Given records =

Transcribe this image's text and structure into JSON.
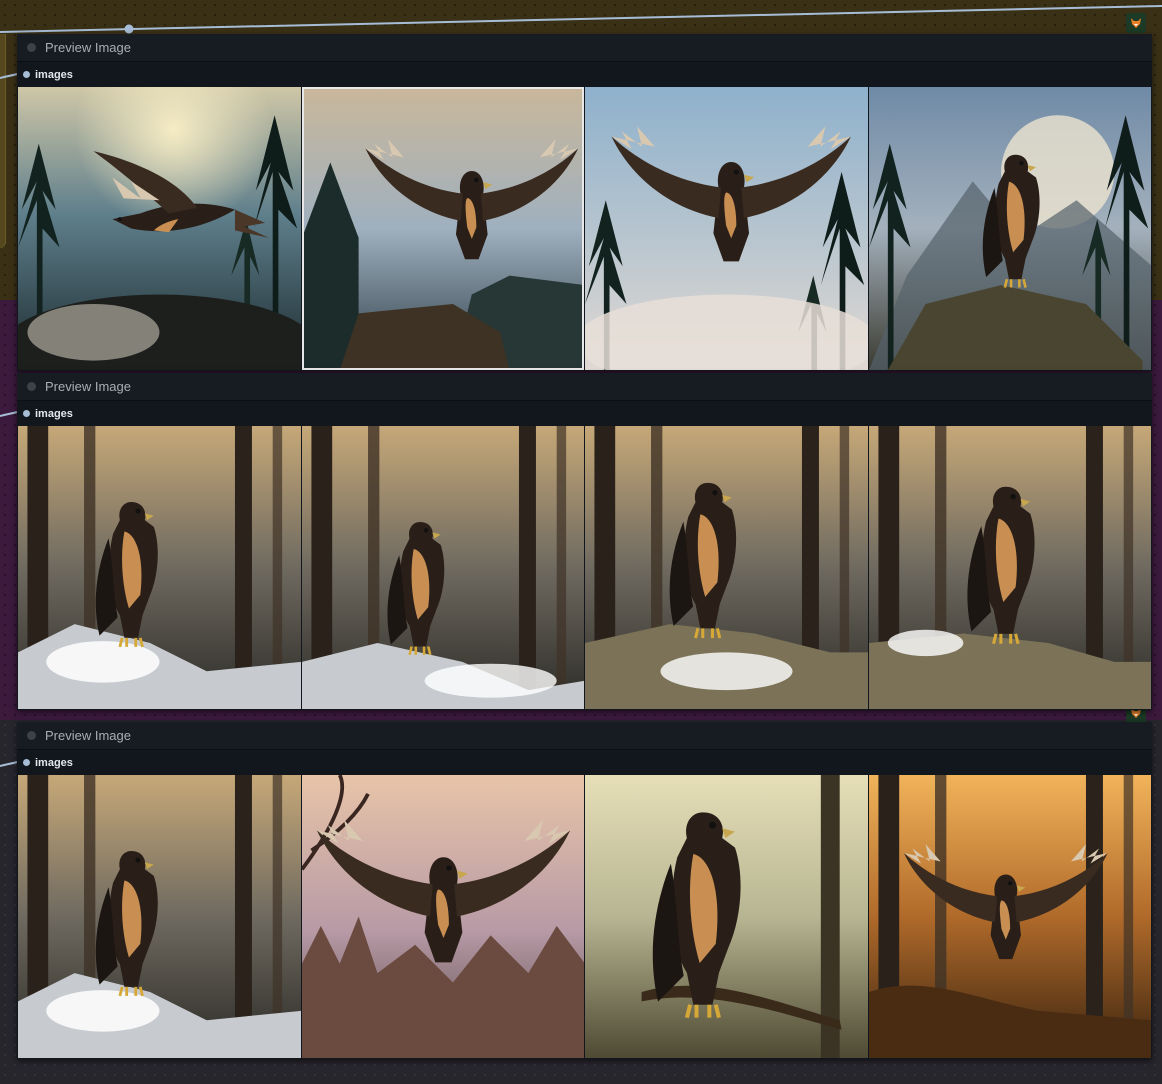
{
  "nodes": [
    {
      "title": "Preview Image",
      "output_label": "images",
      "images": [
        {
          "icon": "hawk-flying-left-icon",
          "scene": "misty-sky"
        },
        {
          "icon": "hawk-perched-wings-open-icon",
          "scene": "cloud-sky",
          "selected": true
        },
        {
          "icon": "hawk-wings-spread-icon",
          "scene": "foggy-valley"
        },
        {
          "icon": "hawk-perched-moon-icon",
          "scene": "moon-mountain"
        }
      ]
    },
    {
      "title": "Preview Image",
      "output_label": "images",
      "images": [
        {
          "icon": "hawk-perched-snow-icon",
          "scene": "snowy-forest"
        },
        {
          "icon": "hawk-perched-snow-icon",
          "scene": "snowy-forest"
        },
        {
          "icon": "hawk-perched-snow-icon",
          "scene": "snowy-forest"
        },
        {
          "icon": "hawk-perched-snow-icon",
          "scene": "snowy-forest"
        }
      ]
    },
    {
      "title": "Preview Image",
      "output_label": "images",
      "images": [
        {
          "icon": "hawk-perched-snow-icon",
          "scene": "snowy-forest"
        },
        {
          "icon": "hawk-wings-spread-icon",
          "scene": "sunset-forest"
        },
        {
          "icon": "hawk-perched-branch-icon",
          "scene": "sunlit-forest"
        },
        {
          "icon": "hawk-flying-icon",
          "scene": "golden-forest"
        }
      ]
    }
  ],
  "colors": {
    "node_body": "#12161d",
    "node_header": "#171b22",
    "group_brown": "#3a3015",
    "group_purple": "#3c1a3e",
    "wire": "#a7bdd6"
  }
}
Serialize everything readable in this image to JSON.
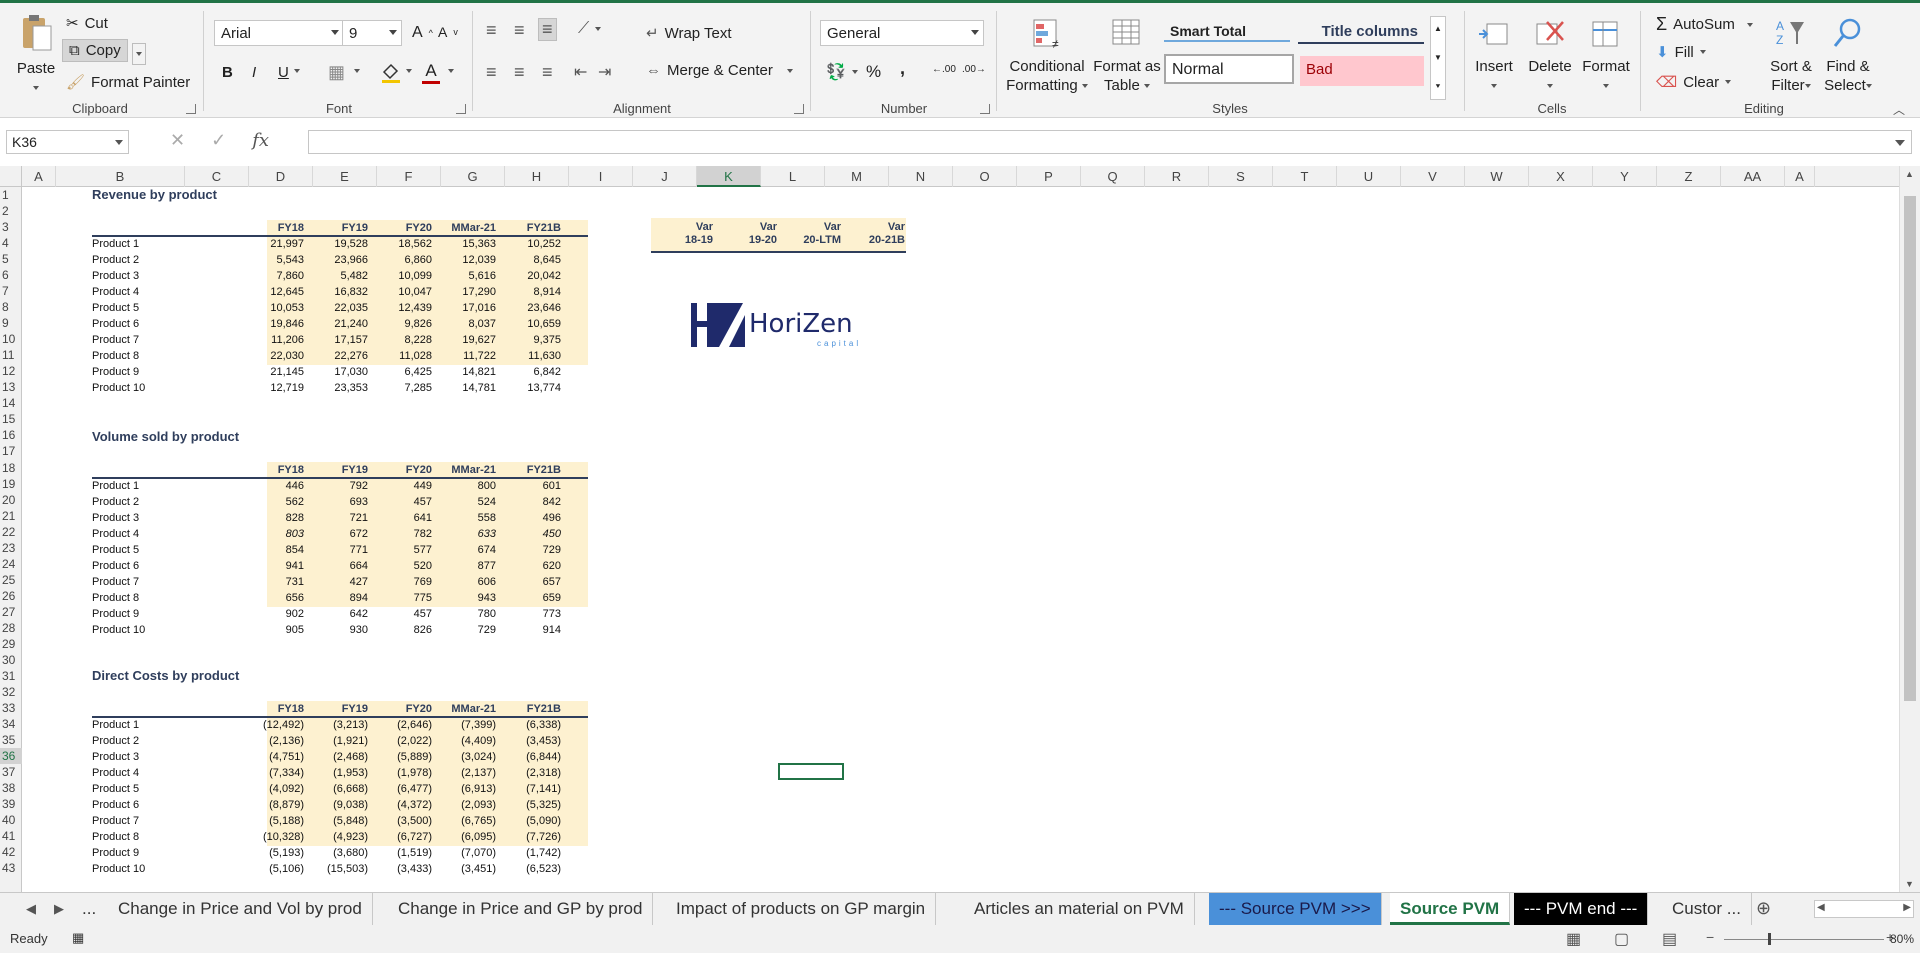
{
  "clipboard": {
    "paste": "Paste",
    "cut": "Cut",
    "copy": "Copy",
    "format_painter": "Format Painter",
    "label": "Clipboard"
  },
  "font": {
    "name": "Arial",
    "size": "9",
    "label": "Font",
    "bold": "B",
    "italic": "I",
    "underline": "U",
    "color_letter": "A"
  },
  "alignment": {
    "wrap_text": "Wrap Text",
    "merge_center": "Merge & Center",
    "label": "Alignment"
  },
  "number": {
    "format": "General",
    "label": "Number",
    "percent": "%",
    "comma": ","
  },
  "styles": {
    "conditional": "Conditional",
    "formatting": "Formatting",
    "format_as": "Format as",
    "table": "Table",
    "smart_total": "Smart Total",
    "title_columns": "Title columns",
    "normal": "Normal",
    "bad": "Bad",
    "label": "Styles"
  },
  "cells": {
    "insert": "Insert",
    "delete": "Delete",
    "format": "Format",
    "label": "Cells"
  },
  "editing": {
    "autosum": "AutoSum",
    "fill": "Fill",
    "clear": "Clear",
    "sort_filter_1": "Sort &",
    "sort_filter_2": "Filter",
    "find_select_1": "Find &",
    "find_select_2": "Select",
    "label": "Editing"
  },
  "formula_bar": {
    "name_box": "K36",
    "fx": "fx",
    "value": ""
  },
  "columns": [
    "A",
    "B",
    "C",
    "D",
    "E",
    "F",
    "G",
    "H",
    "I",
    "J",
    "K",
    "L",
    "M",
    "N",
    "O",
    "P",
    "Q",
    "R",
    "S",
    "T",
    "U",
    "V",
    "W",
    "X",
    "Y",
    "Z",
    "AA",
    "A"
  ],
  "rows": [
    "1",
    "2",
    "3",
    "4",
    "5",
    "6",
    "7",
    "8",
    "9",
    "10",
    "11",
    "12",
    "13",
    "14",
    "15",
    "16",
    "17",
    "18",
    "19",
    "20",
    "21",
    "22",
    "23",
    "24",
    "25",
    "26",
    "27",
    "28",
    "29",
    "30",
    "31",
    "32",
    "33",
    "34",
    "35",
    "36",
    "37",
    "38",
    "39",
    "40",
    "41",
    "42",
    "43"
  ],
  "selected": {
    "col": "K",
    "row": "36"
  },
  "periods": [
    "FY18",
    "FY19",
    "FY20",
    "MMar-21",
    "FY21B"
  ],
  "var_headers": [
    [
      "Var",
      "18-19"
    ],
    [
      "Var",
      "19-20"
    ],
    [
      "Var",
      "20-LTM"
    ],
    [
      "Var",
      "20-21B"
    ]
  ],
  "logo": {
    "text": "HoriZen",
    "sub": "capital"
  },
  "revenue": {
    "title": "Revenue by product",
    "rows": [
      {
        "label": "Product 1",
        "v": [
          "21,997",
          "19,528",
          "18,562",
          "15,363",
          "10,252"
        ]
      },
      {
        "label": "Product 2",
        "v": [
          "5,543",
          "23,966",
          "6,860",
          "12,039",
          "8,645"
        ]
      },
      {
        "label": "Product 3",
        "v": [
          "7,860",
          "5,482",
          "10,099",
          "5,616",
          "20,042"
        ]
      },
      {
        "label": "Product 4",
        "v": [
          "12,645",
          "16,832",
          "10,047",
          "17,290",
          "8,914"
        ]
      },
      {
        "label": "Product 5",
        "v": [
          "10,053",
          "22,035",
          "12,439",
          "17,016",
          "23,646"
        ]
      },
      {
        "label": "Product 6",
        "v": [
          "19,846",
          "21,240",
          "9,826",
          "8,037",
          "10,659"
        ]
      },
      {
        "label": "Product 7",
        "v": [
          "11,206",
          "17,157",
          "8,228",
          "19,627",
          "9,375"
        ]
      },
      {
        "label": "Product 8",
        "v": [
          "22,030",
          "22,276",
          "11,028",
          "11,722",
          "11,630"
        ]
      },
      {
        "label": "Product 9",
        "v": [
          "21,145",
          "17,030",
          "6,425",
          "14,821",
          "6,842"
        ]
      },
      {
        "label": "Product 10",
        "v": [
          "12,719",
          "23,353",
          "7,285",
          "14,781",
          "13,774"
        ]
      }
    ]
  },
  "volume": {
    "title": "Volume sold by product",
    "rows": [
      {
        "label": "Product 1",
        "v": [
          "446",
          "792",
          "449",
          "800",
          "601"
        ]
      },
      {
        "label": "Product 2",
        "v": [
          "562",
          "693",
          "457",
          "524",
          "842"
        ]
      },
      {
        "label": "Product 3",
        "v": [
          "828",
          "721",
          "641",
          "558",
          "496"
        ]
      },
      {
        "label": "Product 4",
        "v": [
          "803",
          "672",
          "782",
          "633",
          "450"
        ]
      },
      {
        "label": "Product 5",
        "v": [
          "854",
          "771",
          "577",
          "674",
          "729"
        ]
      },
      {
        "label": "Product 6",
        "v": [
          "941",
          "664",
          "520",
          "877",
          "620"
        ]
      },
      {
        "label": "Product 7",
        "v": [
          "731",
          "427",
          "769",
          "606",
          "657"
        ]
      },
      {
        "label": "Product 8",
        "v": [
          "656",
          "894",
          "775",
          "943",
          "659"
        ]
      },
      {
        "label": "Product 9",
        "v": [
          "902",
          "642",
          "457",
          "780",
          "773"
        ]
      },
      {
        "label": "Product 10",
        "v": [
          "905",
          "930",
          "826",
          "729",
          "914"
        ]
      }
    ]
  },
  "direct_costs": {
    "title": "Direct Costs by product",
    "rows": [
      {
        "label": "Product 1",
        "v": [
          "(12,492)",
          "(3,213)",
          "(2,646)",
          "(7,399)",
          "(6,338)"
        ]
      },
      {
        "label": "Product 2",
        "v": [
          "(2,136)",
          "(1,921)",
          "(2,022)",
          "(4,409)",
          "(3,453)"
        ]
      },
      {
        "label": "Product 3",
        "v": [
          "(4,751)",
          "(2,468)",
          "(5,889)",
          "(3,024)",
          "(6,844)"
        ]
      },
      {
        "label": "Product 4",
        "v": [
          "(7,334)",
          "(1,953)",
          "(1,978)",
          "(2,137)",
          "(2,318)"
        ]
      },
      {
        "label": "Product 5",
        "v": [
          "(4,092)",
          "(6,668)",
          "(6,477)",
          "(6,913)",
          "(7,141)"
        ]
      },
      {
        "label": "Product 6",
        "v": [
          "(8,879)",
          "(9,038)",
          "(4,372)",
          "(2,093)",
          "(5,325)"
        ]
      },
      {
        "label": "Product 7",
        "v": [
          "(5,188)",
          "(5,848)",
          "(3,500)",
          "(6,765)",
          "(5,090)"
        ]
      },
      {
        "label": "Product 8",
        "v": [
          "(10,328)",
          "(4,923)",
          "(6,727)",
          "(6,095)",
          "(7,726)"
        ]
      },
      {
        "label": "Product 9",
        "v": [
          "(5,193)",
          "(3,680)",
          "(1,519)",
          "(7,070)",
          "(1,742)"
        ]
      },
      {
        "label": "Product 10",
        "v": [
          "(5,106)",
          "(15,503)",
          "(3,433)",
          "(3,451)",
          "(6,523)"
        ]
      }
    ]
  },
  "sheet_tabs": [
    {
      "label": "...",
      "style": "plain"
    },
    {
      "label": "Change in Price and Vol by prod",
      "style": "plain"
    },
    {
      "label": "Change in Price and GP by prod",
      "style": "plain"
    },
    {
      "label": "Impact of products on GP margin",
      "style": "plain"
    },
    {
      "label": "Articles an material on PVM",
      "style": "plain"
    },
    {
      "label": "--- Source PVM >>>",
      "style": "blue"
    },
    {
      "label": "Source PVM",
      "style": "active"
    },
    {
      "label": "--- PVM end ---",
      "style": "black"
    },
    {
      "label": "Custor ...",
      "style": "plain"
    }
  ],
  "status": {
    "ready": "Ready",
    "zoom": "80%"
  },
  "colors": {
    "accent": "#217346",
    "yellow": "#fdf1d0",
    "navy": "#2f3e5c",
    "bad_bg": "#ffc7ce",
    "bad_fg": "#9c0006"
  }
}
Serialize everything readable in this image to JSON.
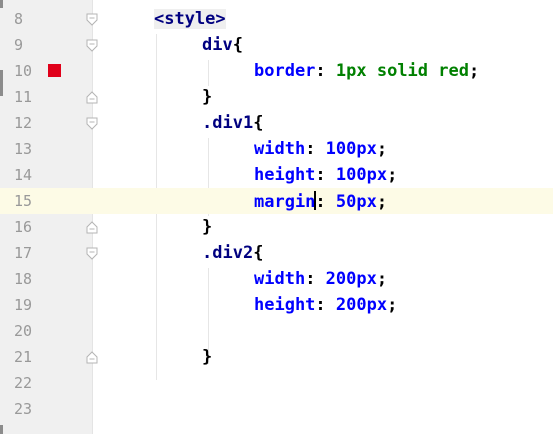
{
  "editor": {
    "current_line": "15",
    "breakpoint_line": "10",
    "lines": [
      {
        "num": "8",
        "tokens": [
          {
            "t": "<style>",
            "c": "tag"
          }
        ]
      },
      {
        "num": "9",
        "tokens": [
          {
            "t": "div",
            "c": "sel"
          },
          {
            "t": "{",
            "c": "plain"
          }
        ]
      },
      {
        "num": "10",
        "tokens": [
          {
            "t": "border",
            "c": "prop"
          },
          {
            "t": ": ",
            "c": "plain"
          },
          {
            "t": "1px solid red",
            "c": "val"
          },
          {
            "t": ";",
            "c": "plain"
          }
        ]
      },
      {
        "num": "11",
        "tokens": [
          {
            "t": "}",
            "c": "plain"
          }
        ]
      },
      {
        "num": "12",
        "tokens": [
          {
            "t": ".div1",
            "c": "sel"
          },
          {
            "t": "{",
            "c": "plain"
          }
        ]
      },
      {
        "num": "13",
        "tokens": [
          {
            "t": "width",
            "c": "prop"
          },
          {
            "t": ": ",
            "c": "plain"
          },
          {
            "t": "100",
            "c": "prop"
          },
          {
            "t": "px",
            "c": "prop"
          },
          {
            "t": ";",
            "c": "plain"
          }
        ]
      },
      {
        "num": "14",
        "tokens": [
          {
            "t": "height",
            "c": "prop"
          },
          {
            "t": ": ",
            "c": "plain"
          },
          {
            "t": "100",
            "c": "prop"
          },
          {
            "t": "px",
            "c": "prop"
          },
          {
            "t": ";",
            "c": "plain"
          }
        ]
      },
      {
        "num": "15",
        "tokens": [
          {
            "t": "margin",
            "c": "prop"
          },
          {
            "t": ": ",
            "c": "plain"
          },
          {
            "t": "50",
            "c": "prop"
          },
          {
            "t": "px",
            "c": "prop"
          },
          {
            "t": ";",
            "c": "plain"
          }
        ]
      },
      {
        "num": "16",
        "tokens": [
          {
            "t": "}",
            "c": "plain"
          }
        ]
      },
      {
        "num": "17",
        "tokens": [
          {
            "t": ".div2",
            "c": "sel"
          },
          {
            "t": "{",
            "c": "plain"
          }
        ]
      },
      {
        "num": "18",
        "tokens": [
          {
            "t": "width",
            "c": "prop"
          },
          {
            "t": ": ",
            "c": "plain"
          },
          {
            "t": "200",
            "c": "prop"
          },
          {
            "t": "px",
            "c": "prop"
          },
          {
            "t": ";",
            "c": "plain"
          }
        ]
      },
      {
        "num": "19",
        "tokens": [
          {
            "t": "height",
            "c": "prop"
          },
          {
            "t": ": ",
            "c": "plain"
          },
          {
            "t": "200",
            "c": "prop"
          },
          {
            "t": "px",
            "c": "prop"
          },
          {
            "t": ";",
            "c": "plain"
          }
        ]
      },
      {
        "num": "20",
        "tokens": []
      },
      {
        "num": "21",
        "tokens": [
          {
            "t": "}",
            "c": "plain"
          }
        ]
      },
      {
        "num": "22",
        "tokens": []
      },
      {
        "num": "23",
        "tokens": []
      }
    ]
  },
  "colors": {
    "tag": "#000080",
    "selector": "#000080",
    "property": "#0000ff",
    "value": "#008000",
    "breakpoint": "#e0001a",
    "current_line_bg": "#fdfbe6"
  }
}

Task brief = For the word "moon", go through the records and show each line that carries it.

Your solution =
          "icon": "hawk-perched-moon-icon",
          "scene": "moon-mountain"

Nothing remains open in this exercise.